The MasterChef studio in Wandsworth is a lovely, light, airy place to cook. There are no TV cameras being shoved in my face. Every time I need a spare saucepan, I shout over to one of the production staff and they fetch it for me. And – with all due respect to my five fellow competitors – they’re journalists. Yet the nerves are there, the pressure is there.
We’re through the looking glass here, people. On the other side of the TV screen. Actually in the MasterChef kitchen, cooking against the clock for the actual John Torode and Gregg Wallace.
As we get started on our “signature dishes” (I invented mine yesterday), John and Gregg circle the workstations, from time to time bursting into song and, in Gregg’s case, bellowing out Jimmy Tarbuck-style jokes.
John glides over and starts peering into my pan, messing about with my leeks. He thinks there’s too much butter. I panic to myself. “Add some water,” says John. “It will evaporate and the leeks will absorb the flavour of the butter without burning.” I do. He’s right.
Then it’s time for some light relief. Gregg saunters over and places his glasses on my head of celeriac. I have to admit, the resemblance is uncanny.
The MasterChef clock appears to have been wired incorrectly so that the minute hand is moving at the speed of a second hand. Time is running out. I abandon an optimistic first attempt to make a beurre blanc (whatever that is) in favour of anchovy butter. It’s never let me down.
As I prepare to “plate up” (as we chefs call it), John takes my discarded pan, does something with some cream and a whisk, then strolls nonchalantly off. He has turned my discarded ingredients into a sauce.

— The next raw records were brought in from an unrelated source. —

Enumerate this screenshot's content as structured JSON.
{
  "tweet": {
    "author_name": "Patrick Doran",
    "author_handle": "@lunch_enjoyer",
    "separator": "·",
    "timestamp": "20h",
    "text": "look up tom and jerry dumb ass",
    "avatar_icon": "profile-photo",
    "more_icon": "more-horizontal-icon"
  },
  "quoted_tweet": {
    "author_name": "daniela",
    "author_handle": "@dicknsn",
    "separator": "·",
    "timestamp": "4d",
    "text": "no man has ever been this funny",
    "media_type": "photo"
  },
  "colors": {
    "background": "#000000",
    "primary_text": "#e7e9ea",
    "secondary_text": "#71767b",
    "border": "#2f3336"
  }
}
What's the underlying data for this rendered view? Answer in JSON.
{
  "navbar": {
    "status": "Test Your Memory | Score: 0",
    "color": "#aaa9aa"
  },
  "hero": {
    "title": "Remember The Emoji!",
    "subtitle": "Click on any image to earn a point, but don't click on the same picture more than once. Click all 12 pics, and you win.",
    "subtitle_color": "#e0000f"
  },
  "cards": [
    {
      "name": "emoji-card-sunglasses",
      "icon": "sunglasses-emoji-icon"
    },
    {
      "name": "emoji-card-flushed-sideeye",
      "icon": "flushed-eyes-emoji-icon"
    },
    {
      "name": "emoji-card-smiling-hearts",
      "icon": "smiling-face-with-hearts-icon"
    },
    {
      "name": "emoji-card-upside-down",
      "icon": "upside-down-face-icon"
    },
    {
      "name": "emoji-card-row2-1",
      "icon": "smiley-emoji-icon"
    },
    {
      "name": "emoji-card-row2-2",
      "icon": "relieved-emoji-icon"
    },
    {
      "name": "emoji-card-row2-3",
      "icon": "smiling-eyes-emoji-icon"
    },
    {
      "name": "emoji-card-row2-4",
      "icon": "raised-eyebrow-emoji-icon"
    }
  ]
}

I’m too proud to use it, of course.
I layer my buttery potato and celeriac mash with my buttered leeks and spinach, before dousing my fish fillets with anchovy butter.
The presentation isn’t up to much, but if the quality of a dish is measured by the amount of butter you manage to cram into it, I reckon I’ve done a pretty good job. I don’t know how Gregg and John will feel but James Martin would love it.
I approach the judging bench, holding my plate delicately in front of me. This is my (slightly grubby) soul on a plate. Well actually it’s bream, but you get the idea.
I lay it gingerly in front of John and Gregg. There is no getting away from the fact that my fish is swimming in butter, but after draining off a couple of pints the judges have a taste and both seem genuinely impressed. Remember, they’ve had seven series’ practice trying to find positives in amateur chefs’ food.
“You can cook a bit,” says John, and that would have been enough for me. As it turns out, he and Gregg decide my dish is the best!
That’s right, I’ve outcooked five other people who write words for a living… and I’d be lying if I said I didn’t get a buzz out of the experience (or daydream briefly about being crowned MasterChef (The Professionals?) 2012 for real).
So if, in the past, I’ve made fun of contestants who get earnest and emotional too early in the process, maybe now I understand them a bit better.
Back in the green room, still wearing my official MasterChef apron, I feel moved to share my incredible journey. For the first time today, I kind of wish there were some TV cameras around…